[Component data from apps and pages]
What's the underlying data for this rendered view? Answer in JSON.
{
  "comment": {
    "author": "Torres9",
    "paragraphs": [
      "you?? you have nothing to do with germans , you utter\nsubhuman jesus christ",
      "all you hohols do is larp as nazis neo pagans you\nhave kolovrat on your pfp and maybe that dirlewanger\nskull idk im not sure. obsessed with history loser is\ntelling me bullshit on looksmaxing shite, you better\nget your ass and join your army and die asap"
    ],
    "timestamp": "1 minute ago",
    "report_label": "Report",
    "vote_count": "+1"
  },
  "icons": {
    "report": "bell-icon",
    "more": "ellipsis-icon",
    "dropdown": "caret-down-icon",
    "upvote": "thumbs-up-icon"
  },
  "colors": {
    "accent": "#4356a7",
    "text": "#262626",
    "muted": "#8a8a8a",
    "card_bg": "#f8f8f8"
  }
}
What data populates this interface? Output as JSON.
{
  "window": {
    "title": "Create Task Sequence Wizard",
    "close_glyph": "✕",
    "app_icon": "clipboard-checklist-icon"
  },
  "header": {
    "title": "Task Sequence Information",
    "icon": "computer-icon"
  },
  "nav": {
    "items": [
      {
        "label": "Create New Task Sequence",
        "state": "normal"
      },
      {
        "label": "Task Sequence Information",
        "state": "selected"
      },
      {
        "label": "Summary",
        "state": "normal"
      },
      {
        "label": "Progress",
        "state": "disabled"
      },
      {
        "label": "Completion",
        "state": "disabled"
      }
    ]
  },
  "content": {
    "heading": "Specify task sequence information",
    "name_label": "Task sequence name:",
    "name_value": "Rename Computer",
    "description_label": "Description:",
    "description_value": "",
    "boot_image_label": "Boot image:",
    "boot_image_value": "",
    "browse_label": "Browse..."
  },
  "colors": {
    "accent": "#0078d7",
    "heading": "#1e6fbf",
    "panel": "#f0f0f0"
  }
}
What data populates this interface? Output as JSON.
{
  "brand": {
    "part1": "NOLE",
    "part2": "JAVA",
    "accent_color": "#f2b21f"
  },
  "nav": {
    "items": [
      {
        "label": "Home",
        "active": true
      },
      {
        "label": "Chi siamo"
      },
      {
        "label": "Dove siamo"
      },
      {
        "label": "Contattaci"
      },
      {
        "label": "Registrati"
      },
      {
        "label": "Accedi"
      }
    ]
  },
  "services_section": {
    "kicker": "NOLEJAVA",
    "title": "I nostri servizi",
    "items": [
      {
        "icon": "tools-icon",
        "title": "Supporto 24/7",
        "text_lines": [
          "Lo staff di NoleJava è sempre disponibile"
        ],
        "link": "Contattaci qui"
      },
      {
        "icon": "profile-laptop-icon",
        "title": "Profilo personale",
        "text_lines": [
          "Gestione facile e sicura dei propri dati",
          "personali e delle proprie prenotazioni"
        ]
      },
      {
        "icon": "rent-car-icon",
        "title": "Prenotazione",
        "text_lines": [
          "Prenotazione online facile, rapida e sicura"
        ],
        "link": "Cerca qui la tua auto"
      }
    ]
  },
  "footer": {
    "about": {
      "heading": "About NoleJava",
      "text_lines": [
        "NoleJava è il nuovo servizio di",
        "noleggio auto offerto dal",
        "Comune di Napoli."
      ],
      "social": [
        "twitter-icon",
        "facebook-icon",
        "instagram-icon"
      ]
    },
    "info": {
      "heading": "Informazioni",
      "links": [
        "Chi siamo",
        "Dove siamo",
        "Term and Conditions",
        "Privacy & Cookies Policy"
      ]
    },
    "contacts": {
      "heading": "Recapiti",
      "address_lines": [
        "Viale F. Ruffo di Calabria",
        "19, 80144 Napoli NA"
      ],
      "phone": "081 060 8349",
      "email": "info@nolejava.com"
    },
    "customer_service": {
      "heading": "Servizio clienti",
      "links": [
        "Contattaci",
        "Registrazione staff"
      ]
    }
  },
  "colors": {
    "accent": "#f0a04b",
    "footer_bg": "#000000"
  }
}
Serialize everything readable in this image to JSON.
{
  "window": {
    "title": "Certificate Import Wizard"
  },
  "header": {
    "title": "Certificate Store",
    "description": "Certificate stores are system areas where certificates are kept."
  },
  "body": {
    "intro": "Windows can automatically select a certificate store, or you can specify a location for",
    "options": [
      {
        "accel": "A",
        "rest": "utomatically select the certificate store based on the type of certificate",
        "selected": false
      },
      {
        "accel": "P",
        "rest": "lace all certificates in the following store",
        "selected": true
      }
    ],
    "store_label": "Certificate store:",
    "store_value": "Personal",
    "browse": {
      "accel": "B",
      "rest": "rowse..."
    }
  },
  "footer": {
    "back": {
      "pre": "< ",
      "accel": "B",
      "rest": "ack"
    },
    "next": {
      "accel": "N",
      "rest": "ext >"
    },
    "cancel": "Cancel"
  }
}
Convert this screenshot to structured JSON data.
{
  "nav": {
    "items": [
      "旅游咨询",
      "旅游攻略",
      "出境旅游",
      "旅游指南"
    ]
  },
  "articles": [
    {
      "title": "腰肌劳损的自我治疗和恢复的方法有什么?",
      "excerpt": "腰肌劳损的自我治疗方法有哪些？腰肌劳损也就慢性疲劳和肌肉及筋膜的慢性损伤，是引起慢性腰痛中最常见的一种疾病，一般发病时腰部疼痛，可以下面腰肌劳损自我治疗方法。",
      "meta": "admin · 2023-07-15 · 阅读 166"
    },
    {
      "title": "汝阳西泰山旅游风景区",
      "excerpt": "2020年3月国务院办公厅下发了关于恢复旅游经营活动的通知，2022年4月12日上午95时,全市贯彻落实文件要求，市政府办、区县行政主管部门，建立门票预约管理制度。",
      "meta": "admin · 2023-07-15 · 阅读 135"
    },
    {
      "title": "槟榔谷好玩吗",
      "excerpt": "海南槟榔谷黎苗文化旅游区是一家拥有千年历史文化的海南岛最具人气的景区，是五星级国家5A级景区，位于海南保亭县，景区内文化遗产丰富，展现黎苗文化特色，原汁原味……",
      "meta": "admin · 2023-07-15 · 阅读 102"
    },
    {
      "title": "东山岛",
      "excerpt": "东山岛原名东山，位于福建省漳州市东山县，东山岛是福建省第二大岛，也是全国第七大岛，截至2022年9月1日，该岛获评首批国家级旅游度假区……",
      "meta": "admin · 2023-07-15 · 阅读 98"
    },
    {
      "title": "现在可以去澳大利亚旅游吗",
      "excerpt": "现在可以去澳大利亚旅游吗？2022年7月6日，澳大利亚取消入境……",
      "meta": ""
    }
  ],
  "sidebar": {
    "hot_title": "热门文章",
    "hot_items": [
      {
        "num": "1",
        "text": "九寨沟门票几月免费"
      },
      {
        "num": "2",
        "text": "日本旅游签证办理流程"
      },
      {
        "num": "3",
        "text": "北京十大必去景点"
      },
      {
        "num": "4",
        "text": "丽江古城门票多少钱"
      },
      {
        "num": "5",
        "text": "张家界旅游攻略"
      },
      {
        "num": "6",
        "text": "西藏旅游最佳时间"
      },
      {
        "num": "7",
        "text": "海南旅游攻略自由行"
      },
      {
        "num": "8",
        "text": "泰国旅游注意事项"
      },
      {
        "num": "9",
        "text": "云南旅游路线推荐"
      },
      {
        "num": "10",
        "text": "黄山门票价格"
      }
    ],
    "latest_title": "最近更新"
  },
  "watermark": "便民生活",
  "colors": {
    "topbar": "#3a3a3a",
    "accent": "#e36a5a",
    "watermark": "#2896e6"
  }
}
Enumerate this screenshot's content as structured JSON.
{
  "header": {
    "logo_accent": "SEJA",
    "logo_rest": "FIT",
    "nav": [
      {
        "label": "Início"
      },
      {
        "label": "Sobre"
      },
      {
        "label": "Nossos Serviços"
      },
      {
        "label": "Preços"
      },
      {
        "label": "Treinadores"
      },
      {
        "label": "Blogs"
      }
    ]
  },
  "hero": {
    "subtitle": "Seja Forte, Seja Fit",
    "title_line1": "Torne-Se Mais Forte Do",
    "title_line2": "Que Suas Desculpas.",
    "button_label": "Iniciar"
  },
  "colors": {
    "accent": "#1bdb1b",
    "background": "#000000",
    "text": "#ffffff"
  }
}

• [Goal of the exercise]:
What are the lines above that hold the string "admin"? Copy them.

• [Result of this exercise]:
      "meta": "admin · 2023-07-15 · 阅读 166"
      "meta": "admin · 2023-07-15 · 阅读 135"
      "meta": "admin · 2023-07-15 · 阅读 102"
      "meta": "admin · 2023-07-15 · 阅读 98"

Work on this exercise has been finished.